Adjustment to a new culture tends to occur in stages. Initially, there is a honeymoon phase. Your student is in a new country/community, and everything is exhilarating and exciting. Perhaps they are involved in a flurry of orientation and getting settled, getting hosted around the town or city.

Suggestions for support – Listen to the student’s exciting stories and appreciate the unique experiences he or she has the opportunity to enjoy. Remember these good experiences to use when times become more challenging. Some cultures are so different from the U.S. that it may be difficult for the student to put it into words. Ask your student specific questions about the country, culture, and people in order to better understand their experience.


Irritability and Hostility
After the first couple of weeks, the initial excitement might pass and your student may begin to confront the deeper differences in their new location. Maybe they will be tired of the food or struggling with the language. Maybe they will be tired of long commute times. Maybe everything is more expensive or a different variety than originally expected. The student may feel irritable, hostile, or like they don’t really belong.

Suggestions for support – It is not uncommon for students to contact home upset about some aspect of the new culture, people, and program. Find out exactly what is frustrating your student, but try to avoid judging the cultural differences. Be supportive and encourage them to discuss these issues with the resident director. The on-site staff has dealt with many situations and is well-prepared to help your student during the initial adjustment period.


Gradual Adjustment
Be patient. Almost always, the initial struggles will disappear with time and the student will experience a stage of gradual adjustment. A sense of humor will reappear. Things that seemed strange or inconvenient will gradually become familiar. The student will be able to function more easily within the culture.

Suggestions for support – Listen to your student’s stories with interest. Congratulate them for understanding the social norms, making local friends, and other such successes.


Adaptation or Biculturalism
Lastly, there is the stage of adaptation or biculturalism. Your student has managed to retain their own cultural identity but recognizes the right of other cultures to retain theirs. The participant has a better understanding of their self and others, and can communicate easily and convey warmth and understanding across the cultural barriers.


Cultural Adjustment
There is no one way to experience culture shock. It may be acute or barely noticeable. You may find it returns once after you thought your student had already passed through all the stages. As a loved one, you may not even be aware that your student is going through a cultural adjustment, or to what extent. Simply be aware that cultural adjustment exists, that it will probably affect your student in one way or another, but that it doesn’t last forever. Cultural adjustment can be a very valuable experience, which can leave people with broader perspectives, deeper insight into themselves, and a wider acceptance of other people.


Reverse Cultural Adjustment
Students often go through a phase of “reverse” or “re-entry” cultural adjustment when they return from studying abroad/away. Sometimes this phase can be more challenging than what was initially experienced abroad/away. For your student, returning to their home culture probably feels much like when they arrived in their host country. Home might feel foreign, or no longer feel familiar and natural. The stages of cultural adjustment experienced abroad/away can repeat coming home, in reverse cultural adjustment.
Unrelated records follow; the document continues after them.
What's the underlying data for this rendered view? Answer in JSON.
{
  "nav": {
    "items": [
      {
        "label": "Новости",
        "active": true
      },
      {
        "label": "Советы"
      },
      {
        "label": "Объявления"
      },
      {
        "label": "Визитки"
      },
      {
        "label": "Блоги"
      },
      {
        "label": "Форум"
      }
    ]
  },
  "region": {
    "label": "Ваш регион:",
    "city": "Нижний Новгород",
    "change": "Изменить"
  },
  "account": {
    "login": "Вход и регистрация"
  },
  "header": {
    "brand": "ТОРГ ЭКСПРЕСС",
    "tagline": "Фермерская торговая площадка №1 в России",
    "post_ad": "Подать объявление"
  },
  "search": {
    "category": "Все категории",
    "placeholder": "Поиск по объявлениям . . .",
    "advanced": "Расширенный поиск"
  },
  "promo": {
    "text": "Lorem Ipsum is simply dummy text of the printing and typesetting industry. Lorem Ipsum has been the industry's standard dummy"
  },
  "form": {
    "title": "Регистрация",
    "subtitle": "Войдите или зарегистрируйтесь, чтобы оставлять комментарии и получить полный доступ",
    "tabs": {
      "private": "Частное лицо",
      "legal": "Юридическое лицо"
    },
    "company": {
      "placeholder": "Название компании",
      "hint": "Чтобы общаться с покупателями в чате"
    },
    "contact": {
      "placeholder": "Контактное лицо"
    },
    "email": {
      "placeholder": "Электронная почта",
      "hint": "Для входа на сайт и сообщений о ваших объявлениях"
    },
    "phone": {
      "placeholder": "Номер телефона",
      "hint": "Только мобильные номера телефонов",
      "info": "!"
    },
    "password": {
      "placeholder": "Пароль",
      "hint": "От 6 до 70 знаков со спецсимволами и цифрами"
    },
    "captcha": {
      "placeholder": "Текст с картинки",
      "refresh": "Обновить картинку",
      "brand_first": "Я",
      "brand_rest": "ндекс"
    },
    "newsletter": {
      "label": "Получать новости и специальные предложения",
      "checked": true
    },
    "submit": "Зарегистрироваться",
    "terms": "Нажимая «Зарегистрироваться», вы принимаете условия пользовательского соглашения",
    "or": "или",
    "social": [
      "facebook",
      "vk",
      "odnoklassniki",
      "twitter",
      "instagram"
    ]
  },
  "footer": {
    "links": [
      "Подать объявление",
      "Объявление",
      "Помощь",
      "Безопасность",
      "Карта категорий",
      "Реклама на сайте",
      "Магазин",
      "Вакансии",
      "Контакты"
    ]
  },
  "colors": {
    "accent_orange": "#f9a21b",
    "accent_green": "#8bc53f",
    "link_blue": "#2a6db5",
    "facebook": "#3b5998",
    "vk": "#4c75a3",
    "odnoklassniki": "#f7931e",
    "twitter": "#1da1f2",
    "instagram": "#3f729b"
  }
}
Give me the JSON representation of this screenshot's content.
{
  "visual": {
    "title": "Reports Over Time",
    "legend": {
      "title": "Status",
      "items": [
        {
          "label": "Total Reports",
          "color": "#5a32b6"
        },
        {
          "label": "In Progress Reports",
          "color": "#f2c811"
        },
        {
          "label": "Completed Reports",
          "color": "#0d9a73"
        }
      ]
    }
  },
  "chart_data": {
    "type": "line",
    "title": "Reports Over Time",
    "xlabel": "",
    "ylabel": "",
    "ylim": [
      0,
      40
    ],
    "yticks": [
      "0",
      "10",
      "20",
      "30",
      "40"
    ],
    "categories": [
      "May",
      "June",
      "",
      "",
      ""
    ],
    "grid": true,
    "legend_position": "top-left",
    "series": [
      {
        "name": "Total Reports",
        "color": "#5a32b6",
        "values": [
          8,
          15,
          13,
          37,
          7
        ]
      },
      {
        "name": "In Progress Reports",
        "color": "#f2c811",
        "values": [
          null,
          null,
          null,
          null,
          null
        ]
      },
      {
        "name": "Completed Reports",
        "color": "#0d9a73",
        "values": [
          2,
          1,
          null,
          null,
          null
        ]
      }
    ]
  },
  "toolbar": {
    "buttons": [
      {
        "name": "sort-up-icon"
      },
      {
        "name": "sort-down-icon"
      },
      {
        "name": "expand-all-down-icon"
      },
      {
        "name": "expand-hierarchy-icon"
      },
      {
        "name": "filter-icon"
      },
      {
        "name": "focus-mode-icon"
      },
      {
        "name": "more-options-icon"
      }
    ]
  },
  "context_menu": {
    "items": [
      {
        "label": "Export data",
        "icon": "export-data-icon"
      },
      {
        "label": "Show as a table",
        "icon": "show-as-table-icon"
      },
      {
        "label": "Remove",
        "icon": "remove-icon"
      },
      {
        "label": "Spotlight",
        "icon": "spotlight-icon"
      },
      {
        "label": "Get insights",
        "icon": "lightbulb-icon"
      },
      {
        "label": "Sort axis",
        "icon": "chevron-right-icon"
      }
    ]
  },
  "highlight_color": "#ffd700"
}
Suggestions for support – Encourage your student to think about who they are and what goals they have. Focusing on everyday tasks will make it easier for them to adjust to life back home.